Late Middle English: from Old French pesche, from medieval Latin persica, from Latin persicum (malum), literally ‘Persian apple’.

Pronunciation

peach

/piːtʃ/

Main definitions of peach in English

: peach1peach2

peach2

verb

[no object]peach on
informal
  • Inform on.

    ‘the other members of the gang would not hesitate to peach on him’
    • ‘Wilmore would not have peached against her to Glavely.’
    • ‘When, just before dawn, Sikes arrives to drop off some swag, Fagin plies him with a series of hypothetical questions about what he would do to someone who ‘peached’ on him.’
    • ‘If both keep silent, both go free; the one who peaches gets clemency, the one who does not gets the shaft.’
    denounce, give away, betray, incriminate, inculpate, report, tell the authorities about, tell the police about
    View synonyms

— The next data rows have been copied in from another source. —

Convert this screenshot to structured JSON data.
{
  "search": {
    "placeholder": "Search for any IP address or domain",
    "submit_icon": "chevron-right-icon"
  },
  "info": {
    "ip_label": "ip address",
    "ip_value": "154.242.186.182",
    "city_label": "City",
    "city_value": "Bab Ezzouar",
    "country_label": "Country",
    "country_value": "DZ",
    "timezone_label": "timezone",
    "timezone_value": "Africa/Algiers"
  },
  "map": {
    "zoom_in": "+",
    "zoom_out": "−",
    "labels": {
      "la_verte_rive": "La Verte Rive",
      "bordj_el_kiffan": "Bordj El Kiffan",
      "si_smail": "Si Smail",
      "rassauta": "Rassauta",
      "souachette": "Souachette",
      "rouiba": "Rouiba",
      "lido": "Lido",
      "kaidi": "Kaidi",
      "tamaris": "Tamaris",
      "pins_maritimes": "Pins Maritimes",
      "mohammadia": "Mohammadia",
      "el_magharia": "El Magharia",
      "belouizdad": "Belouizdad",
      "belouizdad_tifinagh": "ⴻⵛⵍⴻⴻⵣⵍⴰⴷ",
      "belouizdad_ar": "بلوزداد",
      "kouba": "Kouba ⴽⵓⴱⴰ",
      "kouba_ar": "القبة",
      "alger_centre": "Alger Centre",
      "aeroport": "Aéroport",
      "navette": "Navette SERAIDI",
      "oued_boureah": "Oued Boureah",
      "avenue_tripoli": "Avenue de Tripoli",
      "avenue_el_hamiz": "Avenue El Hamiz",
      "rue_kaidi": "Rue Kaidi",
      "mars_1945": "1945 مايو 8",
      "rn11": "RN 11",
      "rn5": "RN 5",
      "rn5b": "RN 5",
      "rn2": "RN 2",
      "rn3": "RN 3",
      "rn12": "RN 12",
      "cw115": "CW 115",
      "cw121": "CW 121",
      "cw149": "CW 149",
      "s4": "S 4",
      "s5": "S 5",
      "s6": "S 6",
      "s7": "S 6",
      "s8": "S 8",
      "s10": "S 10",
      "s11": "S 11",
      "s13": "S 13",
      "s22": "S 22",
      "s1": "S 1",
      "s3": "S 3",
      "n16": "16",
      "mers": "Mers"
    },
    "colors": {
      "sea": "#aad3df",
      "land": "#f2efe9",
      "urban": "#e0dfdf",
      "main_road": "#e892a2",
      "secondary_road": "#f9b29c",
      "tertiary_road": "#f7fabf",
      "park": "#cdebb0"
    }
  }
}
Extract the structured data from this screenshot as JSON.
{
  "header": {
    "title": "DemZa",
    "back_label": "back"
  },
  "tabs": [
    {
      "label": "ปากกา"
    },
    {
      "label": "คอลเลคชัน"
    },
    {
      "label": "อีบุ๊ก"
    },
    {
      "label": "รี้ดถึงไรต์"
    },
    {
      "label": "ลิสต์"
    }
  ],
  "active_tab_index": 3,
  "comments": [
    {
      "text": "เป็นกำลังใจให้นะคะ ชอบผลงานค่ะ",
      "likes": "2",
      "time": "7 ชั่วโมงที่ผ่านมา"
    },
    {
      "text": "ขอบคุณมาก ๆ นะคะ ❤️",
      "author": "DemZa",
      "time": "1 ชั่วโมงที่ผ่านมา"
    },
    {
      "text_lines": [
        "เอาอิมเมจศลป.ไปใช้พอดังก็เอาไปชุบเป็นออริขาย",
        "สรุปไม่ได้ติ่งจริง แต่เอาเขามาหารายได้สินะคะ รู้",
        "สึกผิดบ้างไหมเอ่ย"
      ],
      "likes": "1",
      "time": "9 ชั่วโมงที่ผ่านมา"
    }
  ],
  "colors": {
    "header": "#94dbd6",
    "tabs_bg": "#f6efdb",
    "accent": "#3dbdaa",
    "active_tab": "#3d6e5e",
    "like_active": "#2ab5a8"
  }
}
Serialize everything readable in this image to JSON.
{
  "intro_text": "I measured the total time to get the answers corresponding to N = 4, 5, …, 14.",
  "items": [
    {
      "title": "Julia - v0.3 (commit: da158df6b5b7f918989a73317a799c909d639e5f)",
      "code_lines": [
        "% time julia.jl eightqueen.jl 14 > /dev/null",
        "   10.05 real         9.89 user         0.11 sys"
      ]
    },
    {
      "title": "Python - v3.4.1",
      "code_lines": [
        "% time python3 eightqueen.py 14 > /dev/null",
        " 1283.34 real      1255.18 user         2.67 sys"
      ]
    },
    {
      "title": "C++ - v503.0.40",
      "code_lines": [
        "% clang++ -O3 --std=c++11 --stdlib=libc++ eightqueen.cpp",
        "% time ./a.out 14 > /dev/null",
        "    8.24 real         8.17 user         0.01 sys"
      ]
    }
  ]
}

Origin

Late Middle English: shortening of archaic appeach, from Old French empechier ‘impede’ (see impeach).

Pronunciation

peach

/piːtʃ/